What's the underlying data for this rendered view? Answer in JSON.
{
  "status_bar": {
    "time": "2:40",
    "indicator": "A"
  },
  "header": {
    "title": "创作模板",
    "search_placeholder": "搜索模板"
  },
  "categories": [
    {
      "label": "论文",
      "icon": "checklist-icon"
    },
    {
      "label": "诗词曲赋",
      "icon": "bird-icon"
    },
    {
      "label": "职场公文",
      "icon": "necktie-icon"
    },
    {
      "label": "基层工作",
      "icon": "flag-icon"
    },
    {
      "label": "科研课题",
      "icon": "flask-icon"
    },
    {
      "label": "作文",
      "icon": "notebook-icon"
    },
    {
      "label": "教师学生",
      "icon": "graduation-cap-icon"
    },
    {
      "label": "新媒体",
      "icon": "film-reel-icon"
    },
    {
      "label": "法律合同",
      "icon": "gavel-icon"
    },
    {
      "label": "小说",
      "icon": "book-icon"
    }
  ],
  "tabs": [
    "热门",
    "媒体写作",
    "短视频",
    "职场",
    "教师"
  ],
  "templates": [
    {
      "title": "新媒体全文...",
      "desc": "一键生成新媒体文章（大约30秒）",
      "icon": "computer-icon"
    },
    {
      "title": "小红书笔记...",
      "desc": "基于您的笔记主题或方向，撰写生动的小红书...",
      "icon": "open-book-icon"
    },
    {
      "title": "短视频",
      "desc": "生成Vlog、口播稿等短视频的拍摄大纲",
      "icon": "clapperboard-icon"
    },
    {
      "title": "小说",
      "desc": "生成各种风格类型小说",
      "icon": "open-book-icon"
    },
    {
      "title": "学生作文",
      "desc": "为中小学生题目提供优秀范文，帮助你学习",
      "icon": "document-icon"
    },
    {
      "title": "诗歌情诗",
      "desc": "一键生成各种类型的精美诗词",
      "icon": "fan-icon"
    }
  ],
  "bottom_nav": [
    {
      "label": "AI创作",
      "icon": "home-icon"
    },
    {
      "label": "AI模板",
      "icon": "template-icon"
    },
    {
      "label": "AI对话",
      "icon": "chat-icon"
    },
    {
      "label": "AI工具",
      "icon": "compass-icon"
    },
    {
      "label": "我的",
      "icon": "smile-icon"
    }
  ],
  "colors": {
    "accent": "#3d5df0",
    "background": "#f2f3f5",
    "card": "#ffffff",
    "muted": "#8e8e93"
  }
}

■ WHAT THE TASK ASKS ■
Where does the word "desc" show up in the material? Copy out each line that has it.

■ RESPONSE TO THE TASK ■
      "desc": "一键生成新媒体文章（大约30秒）",
      "desc": "基于您的笔记主题或方向，撰写生动的小红书...",
      "desc": "生成Vlog、口播稿等短视频的拍摄大纲",
      "desc": "生成各种风格类型小说",
      "desc": "为中小学生题目提供优秀范文，帮助你学习",
      "desc": "一键生成各种类型的精美诗词",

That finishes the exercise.